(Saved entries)
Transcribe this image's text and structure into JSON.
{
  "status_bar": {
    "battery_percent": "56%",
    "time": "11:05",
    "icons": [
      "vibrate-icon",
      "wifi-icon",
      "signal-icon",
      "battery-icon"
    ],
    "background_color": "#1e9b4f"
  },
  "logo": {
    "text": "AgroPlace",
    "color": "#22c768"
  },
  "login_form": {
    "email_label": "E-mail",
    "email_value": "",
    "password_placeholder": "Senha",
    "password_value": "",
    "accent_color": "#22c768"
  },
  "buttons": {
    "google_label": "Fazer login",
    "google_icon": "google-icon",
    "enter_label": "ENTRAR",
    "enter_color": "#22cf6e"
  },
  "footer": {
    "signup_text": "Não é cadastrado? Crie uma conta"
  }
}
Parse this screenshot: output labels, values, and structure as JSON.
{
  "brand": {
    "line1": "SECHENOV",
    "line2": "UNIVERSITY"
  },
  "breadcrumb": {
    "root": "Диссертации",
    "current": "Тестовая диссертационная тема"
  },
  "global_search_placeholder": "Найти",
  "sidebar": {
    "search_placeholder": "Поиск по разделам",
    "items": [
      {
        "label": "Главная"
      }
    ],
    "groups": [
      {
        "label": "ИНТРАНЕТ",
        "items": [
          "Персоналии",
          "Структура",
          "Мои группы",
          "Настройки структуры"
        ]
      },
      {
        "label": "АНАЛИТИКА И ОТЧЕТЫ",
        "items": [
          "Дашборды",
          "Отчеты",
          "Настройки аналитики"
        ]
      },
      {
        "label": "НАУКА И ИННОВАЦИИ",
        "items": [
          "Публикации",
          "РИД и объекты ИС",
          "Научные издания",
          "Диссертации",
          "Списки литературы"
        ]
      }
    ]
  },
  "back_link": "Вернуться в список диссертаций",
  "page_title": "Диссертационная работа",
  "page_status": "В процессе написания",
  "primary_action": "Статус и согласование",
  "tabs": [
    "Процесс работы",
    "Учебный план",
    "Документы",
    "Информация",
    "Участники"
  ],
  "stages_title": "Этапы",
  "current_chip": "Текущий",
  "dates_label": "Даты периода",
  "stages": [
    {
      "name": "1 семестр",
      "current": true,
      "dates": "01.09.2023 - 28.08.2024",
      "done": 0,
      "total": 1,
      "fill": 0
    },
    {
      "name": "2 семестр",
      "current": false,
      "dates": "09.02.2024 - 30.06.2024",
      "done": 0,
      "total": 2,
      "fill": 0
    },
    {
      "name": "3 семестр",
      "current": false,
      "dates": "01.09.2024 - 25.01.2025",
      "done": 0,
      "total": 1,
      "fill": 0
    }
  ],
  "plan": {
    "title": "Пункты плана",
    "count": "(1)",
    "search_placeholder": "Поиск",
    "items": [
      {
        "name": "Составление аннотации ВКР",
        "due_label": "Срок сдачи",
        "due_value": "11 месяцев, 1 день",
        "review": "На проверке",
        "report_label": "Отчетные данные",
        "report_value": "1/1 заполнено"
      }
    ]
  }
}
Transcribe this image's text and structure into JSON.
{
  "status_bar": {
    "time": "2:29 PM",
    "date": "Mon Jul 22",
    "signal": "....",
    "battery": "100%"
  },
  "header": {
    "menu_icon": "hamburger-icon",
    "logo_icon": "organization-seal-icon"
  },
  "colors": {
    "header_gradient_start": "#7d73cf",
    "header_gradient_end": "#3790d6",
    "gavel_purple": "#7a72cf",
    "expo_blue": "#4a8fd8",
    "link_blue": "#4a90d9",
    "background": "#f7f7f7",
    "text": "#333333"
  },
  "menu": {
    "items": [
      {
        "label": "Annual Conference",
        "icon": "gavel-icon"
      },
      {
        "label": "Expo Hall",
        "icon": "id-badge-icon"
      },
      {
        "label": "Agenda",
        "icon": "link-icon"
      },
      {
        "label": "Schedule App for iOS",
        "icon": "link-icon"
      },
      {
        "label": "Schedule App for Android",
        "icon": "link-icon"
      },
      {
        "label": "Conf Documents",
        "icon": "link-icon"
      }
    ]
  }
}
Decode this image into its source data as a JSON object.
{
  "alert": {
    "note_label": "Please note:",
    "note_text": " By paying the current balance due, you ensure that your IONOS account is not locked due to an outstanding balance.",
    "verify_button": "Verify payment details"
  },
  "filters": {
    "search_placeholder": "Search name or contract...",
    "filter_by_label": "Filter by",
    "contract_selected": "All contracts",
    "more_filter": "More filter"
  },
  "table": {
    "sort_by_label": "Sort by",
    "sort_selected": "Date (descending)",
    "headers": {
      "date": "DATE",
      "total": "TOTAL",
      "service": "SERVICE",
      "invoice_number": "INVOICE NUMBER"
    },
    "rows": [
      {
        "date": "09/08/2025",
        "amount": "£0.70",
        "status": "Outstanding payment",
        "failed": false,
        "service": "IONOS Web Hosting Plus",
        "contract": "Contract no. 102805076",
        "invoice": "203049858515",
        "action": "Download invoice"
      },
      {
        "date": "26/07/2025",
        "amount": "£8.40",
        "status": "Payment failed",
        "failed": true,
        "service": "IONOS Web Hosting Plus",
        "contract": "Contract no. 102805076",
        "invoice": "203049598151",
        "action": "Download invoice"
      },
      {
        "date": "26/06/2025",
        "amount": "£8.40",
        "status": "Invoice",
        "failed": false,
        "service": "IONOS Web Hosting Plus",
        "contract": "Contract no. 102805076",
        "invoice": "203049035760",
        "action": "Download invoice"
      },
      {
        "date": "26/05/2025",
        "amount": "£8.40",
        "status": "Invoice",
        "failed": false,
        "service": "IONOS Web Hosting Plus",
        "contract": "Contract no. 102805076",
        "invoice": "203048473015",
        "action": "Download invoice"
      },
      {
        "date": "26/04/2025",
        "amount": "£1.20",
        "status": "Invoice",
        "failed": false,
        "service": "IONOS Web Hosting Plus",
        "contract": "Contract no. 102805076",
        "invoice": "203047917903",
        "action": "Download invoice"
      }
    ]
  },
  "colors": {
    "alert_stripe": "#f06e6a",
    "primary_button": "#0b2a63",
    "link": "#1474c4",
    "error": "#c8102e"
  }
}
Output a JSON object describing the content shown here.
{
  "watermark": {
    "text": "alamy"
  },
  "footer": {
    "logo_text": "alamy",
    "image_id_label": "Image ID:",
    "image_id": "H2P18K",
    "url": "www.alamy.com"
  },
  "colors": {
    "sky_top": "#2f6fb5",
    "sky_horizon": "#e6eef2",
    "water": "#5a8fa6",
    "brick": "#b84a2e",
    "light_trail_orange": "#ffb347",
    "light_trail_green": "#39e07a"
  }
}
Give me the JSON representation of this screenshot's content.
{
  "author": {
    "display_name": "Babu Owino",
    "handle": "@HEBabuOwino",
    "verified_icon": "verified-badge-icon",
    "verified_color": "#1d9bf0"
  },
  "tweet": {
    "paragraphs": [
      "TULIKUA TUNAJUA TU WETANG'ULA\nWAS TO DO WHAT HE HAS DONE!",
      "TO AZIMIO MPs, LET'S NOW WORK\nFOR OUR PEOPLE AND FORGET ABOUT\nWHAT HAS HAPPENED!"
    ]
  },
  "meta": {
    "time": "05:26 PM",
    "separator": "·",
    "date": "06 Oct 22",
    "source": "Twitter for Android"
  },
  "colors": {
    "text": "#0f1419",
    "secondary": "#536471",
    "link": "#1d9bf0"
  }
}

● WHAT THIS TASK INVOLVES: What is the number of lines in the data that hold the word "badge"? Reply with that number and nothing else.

● COMPLETED EXERCISE: 2